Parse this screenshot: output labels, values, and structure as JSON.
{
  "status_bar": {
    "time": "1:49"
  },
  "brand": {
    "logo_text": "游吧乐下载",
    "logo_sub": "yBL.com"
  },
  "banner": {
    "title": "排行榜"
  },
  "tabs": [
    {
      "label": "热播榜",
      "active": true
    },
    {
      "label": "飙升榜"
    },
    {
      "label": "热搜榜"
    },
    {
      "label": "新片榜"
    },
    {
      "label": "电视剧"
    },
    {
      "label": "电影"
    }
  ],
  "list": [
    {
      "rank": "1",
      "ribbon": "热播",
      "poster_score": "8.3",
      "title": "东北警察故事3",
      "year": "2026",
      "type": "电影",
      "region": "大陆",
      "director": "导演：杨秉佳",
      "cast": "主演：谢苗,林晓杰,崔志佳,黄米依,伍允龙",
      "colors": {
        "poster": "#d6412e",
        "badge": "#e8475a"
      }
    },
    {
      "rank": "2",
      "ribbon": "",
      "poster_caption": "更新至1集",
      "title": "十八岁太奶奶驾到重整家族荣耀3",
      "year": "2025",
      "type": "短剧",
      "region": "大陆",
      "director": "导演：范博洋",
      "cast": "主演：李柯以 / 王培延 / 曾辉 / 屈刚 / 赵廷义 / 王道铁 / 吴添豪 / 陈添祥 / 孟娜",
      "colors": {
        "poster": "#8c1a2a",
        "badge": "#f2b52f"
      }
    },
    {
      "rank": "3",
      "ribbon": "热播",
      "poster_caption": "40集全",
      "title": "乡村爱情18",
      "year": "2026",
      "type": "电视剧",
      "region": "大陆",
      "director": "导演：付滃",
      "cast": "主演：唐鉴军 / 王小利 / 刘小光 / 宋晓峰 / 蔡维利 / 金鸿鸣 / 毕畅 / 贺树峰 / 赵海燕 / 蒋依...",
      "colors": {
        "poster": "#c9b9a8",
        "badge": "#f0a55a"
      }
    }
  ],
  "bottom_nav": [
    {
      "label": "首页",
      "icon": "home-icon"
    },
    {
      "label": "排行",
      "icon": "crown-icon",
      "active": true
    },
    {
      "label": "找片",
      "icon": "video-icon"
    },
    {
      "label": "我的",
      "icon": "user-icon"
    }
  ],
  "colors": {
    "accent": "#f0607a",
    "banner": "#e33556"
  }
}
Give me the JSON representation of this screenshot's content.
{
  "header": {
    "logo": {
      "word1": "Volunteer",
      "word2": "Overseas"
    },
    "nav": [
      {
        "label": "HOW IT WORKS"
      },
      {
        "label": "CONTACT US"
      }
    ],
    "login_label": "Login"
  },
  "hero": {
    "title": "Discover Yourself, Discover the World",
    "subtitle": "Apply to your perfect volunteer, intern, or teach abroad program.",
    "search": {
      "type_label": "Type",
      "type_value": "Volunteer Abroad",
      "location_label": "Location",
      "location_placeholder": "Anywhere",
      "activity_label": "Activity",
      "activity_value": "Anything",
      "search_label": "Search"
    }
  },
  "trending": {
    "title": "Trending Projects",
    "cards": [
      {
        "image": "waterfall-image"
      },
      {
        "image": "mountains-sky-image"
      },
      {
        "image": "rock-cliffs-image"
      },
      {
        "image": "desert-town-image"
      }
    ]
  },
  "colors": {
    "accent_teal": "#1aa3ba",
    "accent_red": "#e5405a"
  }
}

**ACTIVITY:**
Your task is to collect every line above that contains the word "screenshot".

**SOLVED EXERCISE:**
Parse this screenshot: output labels, values, and structure as JSON.
Give me the JSON representation of this screenshot's content.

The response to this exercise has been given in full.